What you will do: Filtering the records below, copy only those lines that include the word "code".

Stored data Start Marker

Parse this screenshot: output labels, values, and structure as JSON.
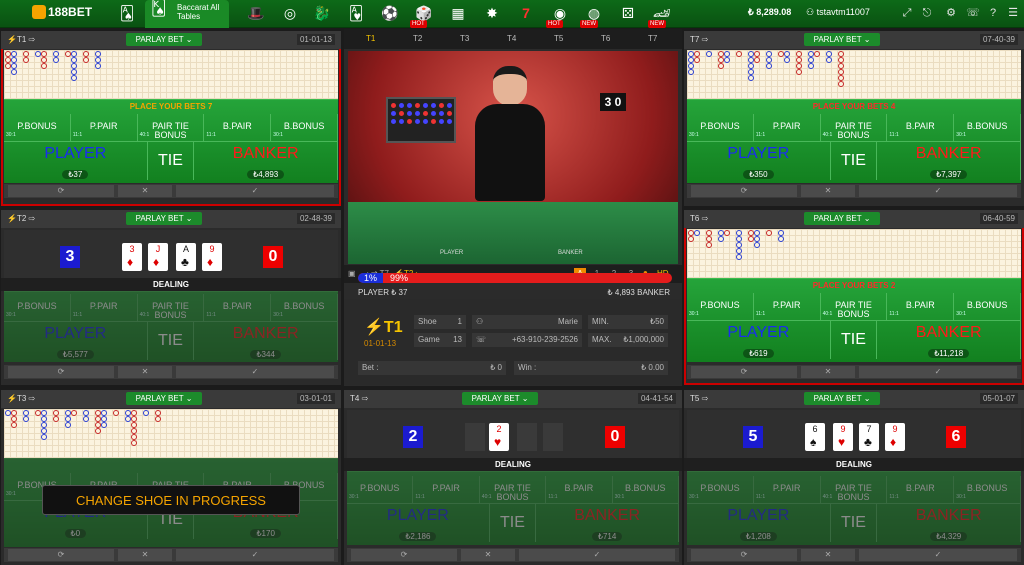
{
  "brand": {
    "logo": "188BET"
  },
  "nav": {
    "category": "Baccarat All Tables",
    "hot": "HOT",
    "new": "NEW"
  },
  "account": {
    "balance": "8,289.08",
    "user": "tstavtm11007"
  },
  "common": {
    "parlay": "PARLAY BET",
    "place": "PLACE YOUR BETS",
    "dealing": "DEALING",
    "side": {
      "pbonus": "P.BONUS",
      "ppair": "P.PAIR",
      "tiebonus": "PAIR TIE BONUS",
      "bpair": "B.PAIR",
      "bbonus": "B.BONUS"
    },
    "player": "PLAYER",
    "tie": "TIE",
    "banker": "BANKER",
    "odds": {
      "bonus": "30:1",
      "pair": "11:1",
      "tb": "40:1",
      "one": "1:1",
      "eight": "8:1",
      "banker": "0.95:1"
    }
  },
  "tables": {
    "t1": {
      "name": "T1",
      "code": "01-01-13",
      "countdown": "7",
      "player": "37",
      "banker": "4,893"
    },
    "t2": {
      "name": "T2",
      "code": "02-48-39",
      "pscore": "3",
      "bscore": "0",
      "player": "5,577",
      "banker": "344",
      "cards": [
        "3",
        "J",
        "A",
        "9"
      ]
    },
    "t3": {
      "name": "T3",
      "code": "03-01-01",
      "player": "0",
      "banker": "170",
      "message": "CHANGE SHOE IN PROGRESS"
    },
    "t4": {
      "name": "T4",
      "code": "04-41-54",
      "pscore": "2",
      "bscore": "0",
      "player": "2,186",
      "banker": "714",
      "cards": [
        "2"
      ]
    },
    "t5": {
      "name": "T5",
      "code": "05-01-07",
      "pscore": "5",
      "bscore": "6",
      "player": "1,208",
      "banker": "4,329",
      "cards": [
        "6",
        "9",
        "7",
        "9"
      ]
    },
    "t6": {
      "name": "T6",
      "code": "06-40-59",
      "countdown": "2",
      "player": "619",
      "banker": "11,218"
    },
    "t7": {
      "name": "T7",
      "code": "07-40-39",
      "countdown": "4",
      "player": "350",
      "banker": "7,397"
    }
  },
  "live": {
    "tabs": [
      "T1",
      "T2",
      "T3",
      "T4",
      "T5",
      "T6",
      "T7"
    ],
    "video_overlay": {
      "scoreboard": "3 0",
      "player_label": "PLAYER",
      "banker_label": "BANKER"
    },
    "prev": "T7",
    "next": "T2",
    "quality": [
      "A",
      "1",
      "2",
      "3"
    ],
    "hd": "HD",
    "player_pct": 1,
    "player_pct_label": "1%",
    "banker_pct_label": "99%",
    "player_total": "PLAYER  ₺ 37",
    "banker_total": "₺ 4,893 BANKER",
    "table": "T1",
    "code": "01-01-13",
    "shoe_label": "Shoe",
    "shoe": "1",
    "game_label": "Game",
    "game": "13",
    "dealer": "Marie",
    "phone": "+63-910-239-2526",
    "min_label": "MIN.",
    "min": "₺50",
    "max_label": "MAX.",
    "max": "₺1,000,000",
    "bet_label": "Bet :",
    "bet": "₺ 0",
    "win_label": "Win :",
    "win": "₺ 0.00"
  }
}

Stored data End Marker
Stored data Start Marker

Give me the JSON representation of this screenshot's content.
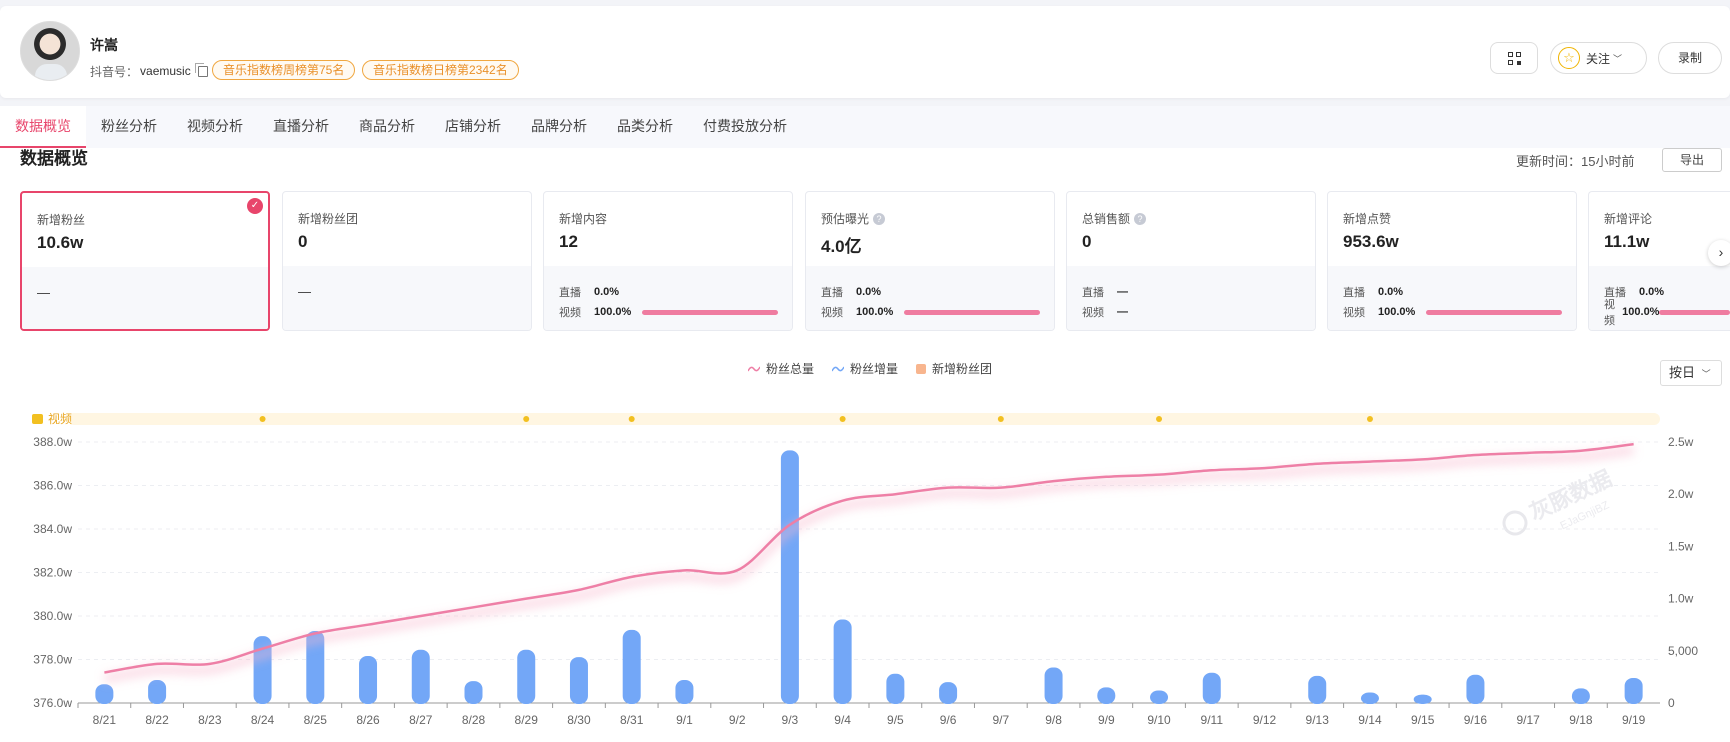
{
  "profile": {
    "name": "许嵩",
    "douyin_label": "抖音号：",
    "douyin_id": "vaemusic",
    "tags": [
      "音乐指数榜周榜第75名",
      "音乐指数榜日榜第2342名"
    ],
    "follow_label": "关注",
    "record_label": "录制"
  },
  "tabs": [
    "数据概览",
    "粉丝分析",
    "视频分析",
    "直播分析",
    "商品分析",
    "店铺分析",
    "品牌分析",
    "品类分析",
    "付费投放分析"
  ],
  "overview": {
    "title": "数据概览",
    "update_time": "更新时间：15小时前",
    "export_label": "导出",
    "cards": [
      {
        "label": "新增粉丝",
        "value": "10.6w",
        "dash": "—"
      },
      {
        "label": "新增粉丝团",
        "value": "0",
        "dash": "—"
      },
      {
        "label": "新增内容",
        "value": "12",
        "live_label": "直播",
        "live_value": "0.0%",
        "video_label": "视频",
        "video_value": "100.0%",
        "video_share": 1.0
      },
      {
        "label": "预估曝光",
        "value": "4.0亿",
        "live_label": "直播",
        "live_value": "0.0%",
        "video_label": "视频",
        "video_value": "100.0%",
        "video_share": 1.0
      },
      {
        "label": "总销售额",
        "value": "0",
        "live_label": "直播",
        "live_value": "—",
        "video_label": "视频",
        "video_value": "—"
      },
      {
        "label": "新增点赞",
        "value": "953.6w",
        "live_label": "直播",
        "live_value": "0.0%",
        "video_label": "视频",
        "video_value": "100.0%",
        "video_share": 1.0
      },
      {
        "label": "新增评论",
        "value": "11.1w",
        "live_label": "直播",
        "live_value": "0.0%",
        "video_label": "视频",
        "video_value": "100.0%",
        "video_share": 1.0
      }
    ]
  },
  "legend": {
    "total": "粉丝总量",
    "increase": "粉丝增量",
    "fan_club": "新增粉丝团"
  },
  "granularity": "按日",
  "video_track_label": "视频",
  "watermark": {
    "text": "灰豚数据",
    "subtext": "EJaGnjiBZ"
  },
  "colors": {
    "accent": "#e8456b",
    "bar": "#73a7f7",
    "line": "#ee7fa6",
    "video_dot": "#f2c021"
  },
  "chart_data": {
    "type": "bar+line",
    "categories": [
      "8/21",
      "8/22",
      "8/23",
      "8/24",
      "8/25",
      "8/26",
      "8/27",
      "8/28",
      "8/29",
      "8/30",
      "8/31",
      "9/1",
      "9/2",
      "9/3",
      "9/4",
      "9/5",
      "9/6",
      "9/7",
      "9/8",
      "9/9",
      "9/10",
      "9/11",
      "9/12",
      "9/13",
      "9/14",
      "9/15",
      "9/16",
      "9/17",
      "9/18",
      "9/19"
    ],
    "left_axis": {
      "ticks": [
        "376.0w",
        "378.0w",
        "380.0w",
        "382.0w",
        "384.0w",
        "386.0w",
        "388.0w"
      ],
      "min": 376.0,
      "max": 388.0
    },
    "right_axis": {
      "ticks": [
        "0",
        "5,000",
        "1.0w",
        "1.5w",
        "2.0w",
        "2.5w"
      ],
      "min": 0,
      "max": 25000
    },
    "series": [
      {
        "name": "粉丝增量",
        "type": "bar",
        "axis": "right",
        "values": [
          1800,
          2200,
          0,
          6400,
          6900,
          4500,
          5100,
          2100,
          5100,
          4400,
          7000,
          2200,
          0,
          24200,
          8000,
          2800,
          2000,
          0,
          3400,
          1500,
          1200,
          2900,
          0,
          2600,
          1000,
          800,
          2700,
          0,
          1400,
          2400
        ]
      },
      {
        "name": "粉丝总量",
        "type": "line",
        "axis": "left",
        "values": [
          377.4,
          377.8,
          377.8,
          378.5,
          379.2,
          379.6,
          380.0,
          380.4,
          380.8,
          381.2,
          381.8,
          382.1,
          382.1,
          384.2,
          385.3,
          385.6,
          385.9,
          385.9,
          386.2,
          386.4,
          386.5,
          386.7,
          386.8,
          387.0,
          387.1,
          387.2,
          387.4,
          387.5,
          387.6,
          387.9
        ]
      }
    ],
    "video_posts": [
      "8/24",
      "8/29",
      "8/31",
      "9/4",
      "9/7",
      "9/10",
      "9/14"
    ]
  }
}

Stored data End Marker
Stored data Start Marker

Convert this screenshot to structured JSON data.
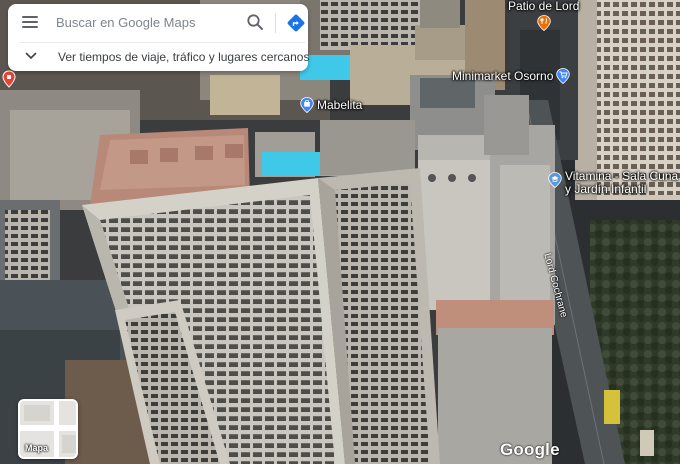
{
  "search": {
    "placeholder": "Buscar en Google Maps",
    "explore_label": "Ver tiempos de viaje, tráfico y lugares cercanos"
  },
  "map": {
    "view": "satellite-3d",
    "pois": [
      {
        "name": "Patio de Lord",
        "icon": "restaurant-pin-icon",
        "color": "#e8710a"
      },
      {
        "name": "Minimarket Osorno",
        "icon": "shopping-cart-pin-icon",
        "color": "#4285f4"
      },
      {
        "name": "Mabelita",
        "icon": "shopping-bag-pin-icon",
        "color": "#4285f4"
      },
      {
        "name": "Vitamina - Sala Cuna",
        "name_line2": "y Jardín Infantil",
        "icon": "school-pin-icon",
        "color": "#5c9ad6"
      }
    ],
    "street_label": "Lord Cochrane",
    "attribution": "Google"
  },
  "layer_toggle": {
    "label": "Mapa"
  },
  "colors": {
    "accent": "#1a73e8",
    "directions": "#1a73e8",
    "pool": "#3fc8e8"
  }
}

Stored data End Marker

Solution to this exercise:
      "code": "01-01-13",
      "code": "02-48-39",
      "code": "03-01-01",
      "code": "04-41-54",
      "code": "05-01-07",
      "code": "06-40-59",
      "code": "07-40-39",
    "code": "01-01-13",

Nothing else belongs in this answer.